What is needed:
Your answer must be an exact copy of the records, with no pictures included.

(Component data from apps and pages)
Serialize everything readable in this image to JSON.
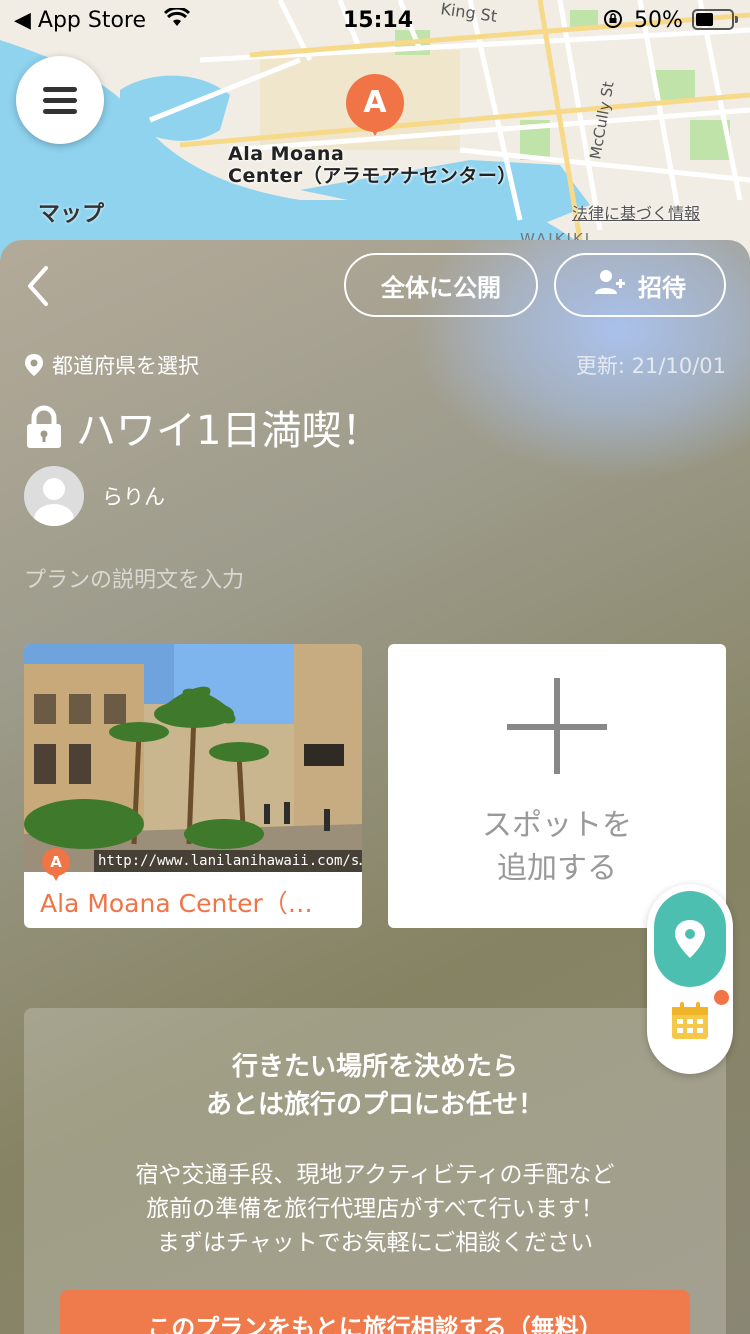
{
  "status_bar": {
    "back_app": "◀ App Store",
    "time": "15:14",
    "battery": "50%"
  },
  "map": {
    "place_label_line1": "Ala Moana",
    "place_label_line2": "Center（アラモアナセンター）",
    "pin_letter": "A",
    "apple_maps_label": "マップ",
    "legal_link": "法律に基づく情報",
    "streets": [
      "King St",
      "McCully St",
      "WAIKIKI"
    ]
  },
  "header": {
    "publish_button": "全体に公開",
    "invite_button": "招待"
  },
  "plan": {
    "prefecture_select": "都道府県を選択",
    "updated": "更新: 21/10/01",
    "title": "ハワイ1日満喫！",
    "user_name": "らりん",
    "description_placeholder": "プランの説明文を入力"
  },
  "spots": [
    {
      "letter": "A",
      "url": "http://www.lanilanihawaii.com/s…",
      "name": "Ala Moana Center（…"
    }
  ],
  "add_spot": {
    "line1": "スポットを",
    "line2": "追加する"
  },
  "promo": {
    "title_line1": "行きたい場所を決めたら",
    "title_line2": "あとは旅行のプロにお任せ！",
    "body_line1": "宿や交通手段、現地アクティビティの手配など",
    "body_line2": "旅前の準備を旅行代理店がすべて行います！",
    "body_line3": "まずはチャットでお気軽にご相談ください",
    "button": "このプランをもとに旅行相談する（無料）"
  },
  "colors": {
    "accent": "#f07446",
    "teal": "#4dbfb0"
  }
}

Response box:
Serialize everything readable in this image to JSON.
{
  "status_bar": {
    "back_app": "◀ App Store",
    "time": "15:14",
    "battery": "50%"
  },
  "map": {
    "place_label_line1": "Ala Moana",
    "place_label_line2": "Center（アラモアナセンター）",
    "pin_letter": "A",
    "apple_maps_label": "マップ",
    "legal_link": "法律に基づく情報",
    "streets": [
      "King St",
      "McCully St",
      "WAIKIKI"
    ]
  },
  "header": {
    "publish_button": "全体に公開",
    "invite_button": "招待"
  },
  "plan": {
    "prefecture_select": "都道府県を選択",
    "updated": "更新: 21/10/01",
    "title": "ハワイ1日満喫！",
    "user_name": "らりん",
    "description_placeholder": "プランの説明文を入力"
  },
  "spots": [
    {
      "letter": "A",
      "url": "http://www.lanilanihawaii.com/s…",
      "name": "Ala Moana Center（…"
    }
  ],
  "add_spot": {
    "line1": "スポットを",
    "line2": "追加する"
  },
  "promo": {
    "title_line1": "行きたい場所を決めたら",
    "title_line2": "あとは旅行のプロにお任せ！",
    "body_line1": "宿や交通手段、現地アクティビティの手配など",
    "body_line2": "旅前の準備を旅行代理店がすべて行います！",
    "body_line3": "まずはチャットでお気軽にご相談ください",
    "button": "このプランをもとに旅行相談する（無料）"
  },
  "colors": {
    "accent": "#f07446",
    "teal": "#4dbfb0"
  }
}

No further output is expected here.